“I’ve been married three times. It’s precisely my deep personal experience that makes me credible. It’s a shame that so few people appreciate these valuable insights,” John was unfazed by the Peter’s dig.
“Alright, do explain to someone with considerably less experience what’s going on,” Peter said.
“Alright, I keep getting re-married because I can’t stand being alone. I need somebody all the time. If a relationship works, great. And if it doesn’t, I move on. But I need someone with me. This is my need. Do you know what your needs are? ” John looked into Peter’s eyes.
“…hmm…” Peter muttered. He was not expecting this. His mind drew a blank.
“I don’t know. I just know that something is missing but I don’t really know what I’m seeking,” Peter confessed.
“You need to figure that out. You already have a family, a career and a life that many will die for. They’re not the problem. Maybe go on a solo trip or jump out of an airplane if it helps you with your discovery.”
“Are you asking me to go find myself? Should I bring a guitar with me?” Peter smiled.
“Only if you can play.” Peter laughed.
“Maybe you’re right. I’ve been on the treadmill for too long.
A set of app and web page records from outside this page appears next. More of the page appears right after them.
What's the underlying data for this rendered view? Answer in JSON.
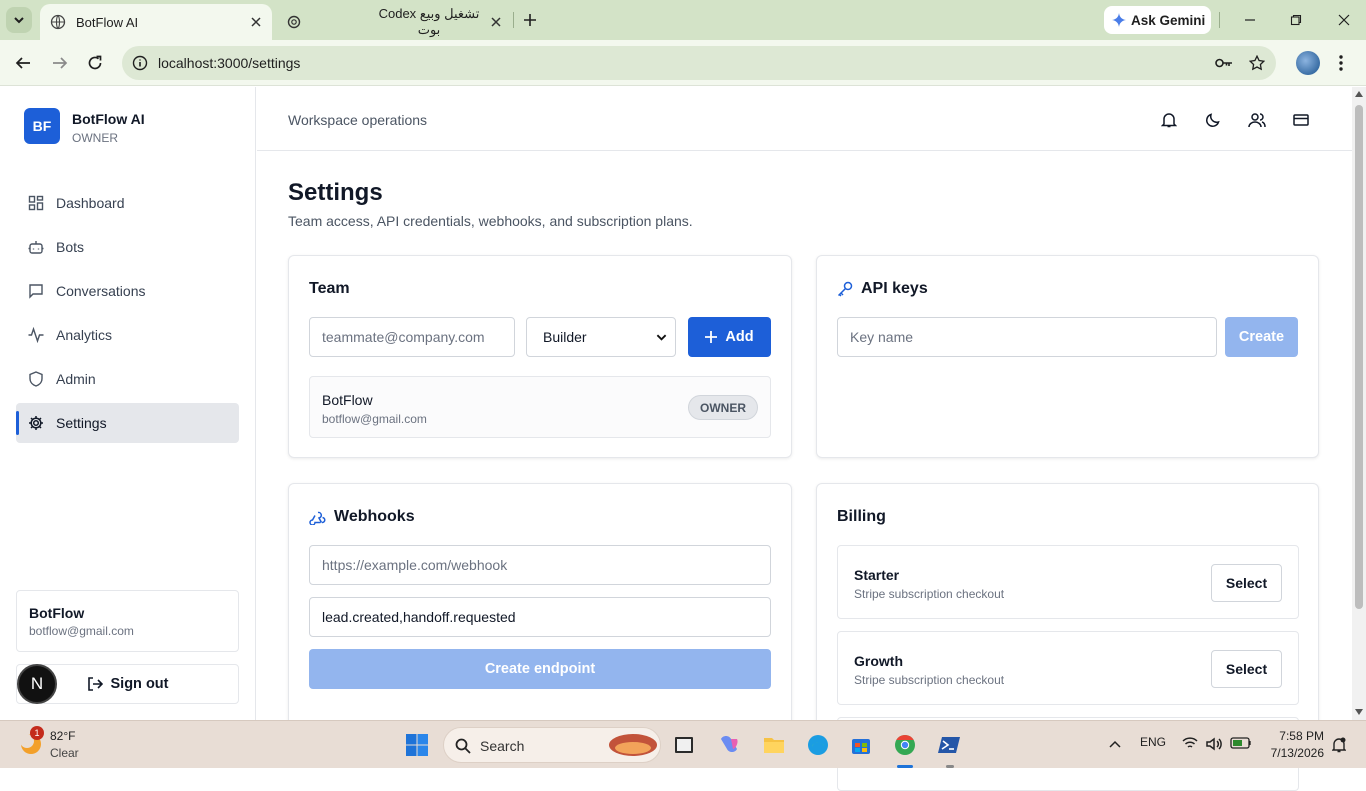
{
  "browser": {
    "active_tab": "BotFlow AI",
    "inactive_tab": "Codex تشغيل وبيع بوت",
    "gemini": "Ask Gemini",
    "url": "localhost:3000/settings"
  },
  "sidebar": {
    "logo": "BF",
    "brand": "BotFlow AI",
    "role": "OWNER",
    "items": [
      {
        "label": "Dashboard",
        "icon": "grid-icon"
      },
      {
        "label": "Bots",
        "icon": "bot-icon"
      },
      {
        "label": "Conversations",
        "icon": "message-icon"
      },
      {
        "label": "Analytics",
        "icon": "activity-icon"
      },
      {
        "label": "Admin",
        "icon": "shield-icon"
      },
      {
        "label": "Settings",
        "icon": "gear-icon",
        "selected": true
      }
    ],
    "user": {
      "name": "BotFlow",
      "email": "botflow@gmail.com"
    },
    "signout": "Sign out",
    "avatar_letter": "N"
  },
  "topbar": {
    "title": "Workspace operations"
  },
  "page": {
    "title": "Settings",
    "subtitle": "Team access, API credentials, webhooks, and subscription plans."
  },
  "team": {
    "title": "Team",
    "email_placeholder": "teammate@company.com",
    "role_value": "Builder",
    "add_label": "Add",
    "member": {
      "name": "BotFlow",
      "email": "botflow@gmail.com",
      "badge": "OWNER"
    }
  },
  "apikeys": {
    "title": "API keys",
    "name_placeholder": "Key name",
    "create_label": "Create"
  },
  "webhooks": {
    "title": "Webhooks",
    "url_placeholder": "https://example.com/webhook",
    "events_value": "lead.created,handoff.requested",
    "create_label": "Create endpoint"
  },
  "billing": {
    "title": "Billing",
    "plans": [
      {
        "name": "Starter",
        "desc": "Stripe subscription checkout",
        "button": "Select"
      },
      {
        "name": "Growth",
        "desc": "Stripe subscription checkout",
        "button": "Select"
      }
    ]
  },
  "taskbar": {
    "temp": "82°F",
    "weather": "Clear",
    "weather_badge": "1",
    "search": "Search",
    "lang": "ENG",
    "time": "7:58 PM",
    "date": "7/13/2026"
  },
  "colors": {
    "accent": "#1d5fd8",
    "accent_light": "#93b5ee",
    "chrome": "#d3e3c7"
  }
}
I need to get off to regain my sanity. Oh, how about a safari? I’ve always wanted to see the wild animals roam free in the savannah. But it’s been too far, takes too long and too expensive. The wife wants the five star treatments and I want to rough it out, get dirty and get close to the animals. We never made it beyond a thought.”
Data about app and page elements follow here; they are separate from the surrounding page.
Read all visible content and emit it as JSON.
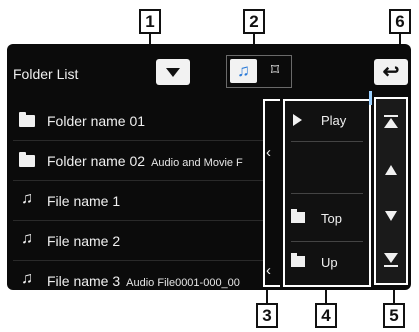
{
  "callouts": {
    "c1": "1",
    "c2": "2",
    "c3": "3",
    "c4": "4",
    "c5": "5",
    "c6": "6"
  },
  "header": {
    "title": "Folder List",
    "back_icon": "back-arrow-icon"
  },
  "list": {
    "items": [
      {
        "type": "folder",
        "name": "Folder name 01",
        "sub": ""
      },
      {
        "type": "folder",
        "name": "Folder name 02",
        "sub": "Audio and Movie F"
      },
      {
        "type": "file",
        "name": "File name 1",
        "sub": ""
      },
      {
        "type": "file",
        "name": "File name 2",
        "sub": ""
      },
      {
        "type": "file",
        "name": "File name 3",
        "sub": "Audio File0001-000_00"
      }
    ]
  },
  "menu": {
    "play": "Play",
    "top": "Top",
    "up": "Up"
  },
  "glyphs": {
    "note": "♫",
    "video": "⌑",
    "collapse": "‹",
    "back": "↩",
    "first": "⇤",
    "prev": "▲",
    "next": "▼",
    "last": "⇥"
  },
  "colors": {
    "accent": "#2a7ad8",
    "indicator": "#9bd0ff"
  }
}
“If this can get your mojo back, it’ll be worth it,” John smiled.
“You know, I’m getting excited actually,” Peter closed his eyes and felt a wave of relief wash over him with this revelation.
“Good, I’m really glad that you’ve come to your senses. I need to go. Take care mate. Remember that you’ve got a lot at stake and don’t do anything stupid,” John gave Peter a pat on his back and left the café.
“Another coffee?” A voice that made Peter’s heart jump came from behind. Peter spun around to see Emma smiling at him. He suddenly felt shy like a schoolboy.
“Ah yes, another coffee would be nice. A cappuccino please?”
Emma took the order and left.
Peter was surprised at his own reaction particularly after he had just figured it all out.
Drop it Peter. Drop it. Don’t even think about it.
“There you go. Here’s your Cappuccino,” Emma bent over to place the cup in front of Peter.
Just go book that safari trip. All will be well.
“Thanks!” Peter pulled his coffee closer and started to sip from it.
Don’t go there. Stop the fantasy right now. Just breathe.
Emma remained standing. Sensing that she was not moving away, Peter looked up.
Oh God. She wants to talk to me?
“Hey, this is going to sound a little strange and awkward. But I wonder if you’d be interested in having a drink with me after work?”
Stunned with the question, Peter said after a long pause, “Have you been to a safari?”